Risk & Compliance

Panasonic Fined $280M Over Airline Scheme

The company's avionics unit allegedly provided a lucrative consulting job to an official of a government airline with which it was doing business.
Matthew HellerApril 30, 2018

Japan’s Panasonic Corp. has agreed to pay $280 million in criminal and regulatory penalties to settle charges that it engaged in a bribery scheme to secure business from a government-owned airline for in-flight entertainment systems.

The U.S. Securities and Exchange Commission said the scheme involved offering a lucrative consulting position with Panasonic’s avionics unit to a government official at the airline while Panasonic Avionics Corp. (PAC) was negotiating two agreements valued at more than $700 million with the airline.

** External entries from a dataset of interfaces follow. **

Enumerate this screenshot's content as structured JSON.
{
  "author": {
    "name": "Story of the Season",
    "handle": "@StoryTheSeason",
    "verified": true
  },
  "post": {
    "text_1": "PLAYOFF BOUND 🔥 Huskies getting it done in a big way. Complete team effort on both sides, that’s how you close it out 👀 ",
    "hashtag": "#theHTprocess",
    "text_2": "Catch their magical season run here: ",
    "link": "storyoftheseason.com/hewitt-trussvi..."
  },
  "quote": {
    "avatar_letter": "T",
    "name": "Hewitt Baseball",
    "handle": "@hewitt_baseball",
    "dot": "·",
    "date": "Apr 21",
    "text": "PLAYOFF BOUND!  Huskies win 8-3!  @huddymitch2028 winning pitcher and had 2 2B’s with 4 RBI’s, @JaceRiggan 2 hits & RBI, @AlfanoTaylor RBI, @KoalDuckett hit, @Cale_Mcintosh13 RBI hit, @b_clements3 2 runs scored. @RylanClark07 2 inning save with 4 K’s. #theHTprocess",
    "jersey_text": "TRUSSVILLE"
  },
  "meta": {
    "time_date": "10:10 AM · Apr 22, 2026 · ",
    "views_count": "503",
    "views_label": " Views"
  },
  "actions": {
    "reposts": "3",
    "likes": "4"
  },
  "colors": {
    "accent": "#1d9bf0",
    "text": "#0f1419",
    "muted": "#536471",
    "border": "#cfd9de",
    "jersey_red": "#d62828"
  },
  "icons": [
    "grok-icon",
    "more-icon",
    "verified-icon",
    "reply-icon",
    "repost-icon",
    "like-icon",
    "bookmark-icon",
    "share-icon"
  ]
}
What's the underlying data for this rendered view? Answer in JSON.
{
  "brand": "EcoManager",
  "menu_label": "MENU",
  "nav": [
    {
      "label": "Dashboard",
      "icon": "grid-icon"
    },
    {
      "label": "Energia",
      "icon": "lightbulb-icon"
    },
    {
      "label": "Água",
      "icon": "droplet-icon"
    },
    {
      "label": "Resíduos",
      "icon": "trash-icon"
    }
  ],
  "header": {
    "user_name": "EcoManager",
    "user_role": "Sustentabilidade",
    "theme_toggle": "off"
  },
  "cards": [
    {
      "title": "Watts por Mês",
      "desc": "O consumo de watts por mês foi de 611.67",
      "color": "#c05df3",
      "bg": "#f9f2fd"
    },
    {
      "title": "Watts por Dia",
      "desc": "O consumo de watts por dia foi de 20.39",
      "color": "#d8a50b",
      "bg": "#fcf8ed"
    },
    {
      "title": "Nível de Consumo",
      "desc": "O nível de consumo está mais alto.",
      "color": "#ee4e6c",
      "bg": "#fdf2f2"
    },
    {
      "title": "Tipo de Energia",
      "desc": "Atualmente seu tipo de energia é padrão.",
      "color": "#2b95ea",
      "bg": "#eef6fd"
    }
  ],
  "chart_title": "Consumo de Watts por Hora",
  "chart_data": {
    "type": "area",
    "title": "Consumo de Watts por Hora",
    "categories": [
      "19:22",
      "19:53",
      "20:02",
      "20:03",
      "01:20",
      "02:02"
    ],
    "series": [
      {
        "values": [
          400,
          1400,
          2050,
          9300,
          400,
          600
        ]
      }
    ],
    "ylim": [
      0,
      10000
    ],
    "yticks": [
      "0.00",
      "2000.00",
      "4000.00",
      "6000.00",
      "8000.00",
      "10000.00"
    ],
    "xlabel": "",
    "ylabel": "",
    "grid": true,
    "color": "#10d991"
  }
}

As a consultant, the official provided “little to no services” but was paid more than $875,000 between April 2008 and January 2014, using an unrelated third-party vendor to conceal the payments, the SEC said in an administrative order.

Panasonic will pay about $143 million in disgorgement and pre-judgment interest to settle the SEC charges and an additional $137 million to resolve a related criminal probe by the Department of Justice.

“Investors rightfully expect that the companies they invest in will not engage in bribery or fraud,” Antonia Chion, associate director of the SEC’s Enforcement Division, said in a news release. “Issuers must implement effective controls for the selection and engagement of consultants and agents to ensure compliance with anti-bribery statutes.”

According to the SEC, PAC in 2004 negotiated a ten-year supply agreement with the unidentified airline that ultimately grossed well over $1 billion. In 2006, a sales rep who had an office in Dubai and reportedly directly to PAC executives allegedly began negotiating two deals worth a total of $713 million with the airline official to supply additional products.

During the negotiations, the airline official allegedly “solicited the sales rep for personal benefits” and while seeking those payments, “provided valuable information to help PAC gain an improper advantage in obtaining and retaining business” from the airline.

In September 2007, the commission said, the official was offered the consultant position for $200,000 per year plus travel expenses. According to the Justice Department, PAC earned over $92 million in profits from portions of the contract over which the consultant had some involvement or influence while employed with the airline.